▶ **Directions**: Every entry should be repeated exactly as written.
▬▬▬
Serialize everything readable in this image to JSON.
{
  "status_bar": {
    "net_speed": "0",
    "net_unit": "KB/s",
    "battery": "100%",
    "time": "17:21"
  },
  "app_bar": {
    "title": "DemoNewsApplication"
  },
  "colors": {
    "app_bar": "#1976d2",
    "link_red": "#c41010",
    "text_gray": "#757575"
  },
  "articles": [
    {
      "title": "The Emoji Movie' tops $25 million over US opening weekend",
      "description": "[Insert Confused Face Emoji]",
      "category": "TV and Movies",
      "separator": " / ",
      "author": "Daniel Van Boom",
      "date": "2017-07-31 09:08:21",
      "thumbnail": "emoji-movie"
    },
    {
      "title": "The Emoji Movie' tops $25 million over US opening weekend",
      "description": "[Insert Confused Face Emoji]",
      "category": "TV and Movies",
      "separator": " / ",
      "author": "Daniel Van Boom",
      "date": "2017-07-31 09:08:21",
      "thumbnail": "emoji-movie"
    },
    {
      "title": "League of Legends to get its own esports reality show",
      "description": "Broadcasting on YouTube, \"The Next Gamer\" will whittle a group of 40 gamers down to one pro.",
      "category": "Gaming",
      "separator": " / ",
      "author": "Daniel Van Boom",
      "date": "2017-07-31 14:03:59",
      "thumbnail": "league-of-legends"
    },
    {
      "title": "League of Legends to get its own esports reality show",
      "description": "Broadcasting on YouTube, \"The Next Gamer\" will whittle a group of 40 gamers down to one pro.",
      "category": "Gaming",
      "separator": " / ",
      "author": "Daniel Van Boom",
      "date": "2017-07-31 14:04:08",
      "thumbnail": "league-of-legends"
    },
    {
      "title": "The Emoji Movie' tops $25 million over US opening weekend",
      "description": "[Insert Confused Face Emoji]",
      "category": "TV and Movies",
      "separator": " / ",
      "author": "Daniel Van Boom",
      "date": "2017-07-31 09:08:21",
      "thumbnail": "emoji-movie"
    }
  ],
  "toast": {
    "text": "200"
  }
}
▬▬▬
▶ **Response to the task**:
Serialize everything readable in this image to JSON.
{
  "status_bar": {
    "net_speed": "0",
    "net_unit": "KB/s",
    "battery": "100%",
    "time": "17:21"
  },
  "app_bar": {
    "title": "DemoNewsApplication"
  },
  "colors": {
    "app_bar": "#1976d2",
    "link_red": "#c41010",
    "text_gray": "#757575"
  },
  "articles": [
    {
      "title": "The Emoji Movie' tops $25 million over US opening weekend",
      "description": "[Insert Confused Face Emoji]",
      "category": "TV and Movies",
      "separator": " / ",
      "author": "Daniel Van Boom",
      "date": "2017-07-31 09:08:21",
      "thumbnail": "emoji-movie"
    },
    {
      "title": "The Emoji Movie' tops $25 million over US opening weekend",
      "description": "[Insert Confused Face Emoji]",
      "category": "TV and Movies",
      "separator": " / ",
      "author": "Daniel Van Boom",
      "date": "2017-07-31 09:08:21",
      "thumbnail": "emoji-movie"
    },
    {
      "title": "League of Legends to get its own esports reality show",
      "description": "Broadcasting on YouTube, \"The Next Gamer\" will whittle a group of 40 gamers down to one pro.",
      "category": "Gaming",
      "separator": " / ",
      "author": "Daniel Van Boom",
      "date": "2017-07-31 14:03:59",
      "thumbnail": "league-of-legends"
    },
    {
      "title": "League of Legends to get its own esports reality show",
      "description": "Broadcasting on YouTube, \"The Next Gamer\" will whittle a group of 40 gamers down to one pro.",
      "category": "Gaming",
      "separator": " / ",
      "author": "Daniel Van Boom",
      "date": "2017-07-31 14:04:08",
      "thumbnail": "league-of-legends"
    },
    {
      "title": "The Emoji Movie' tops $25 million over US opening weekend",
      "description": "[Insert Confused Face Emoji]",
      "category": "TV and Movies",
      "separator": " / ",
      "author": "Daniel Van Boom",
      "date": "2017-07-31 09:08:21",
      "thumbnail": "emoji-movie"
    }
  ],
  "toast": {
    "text": "200"
  }
}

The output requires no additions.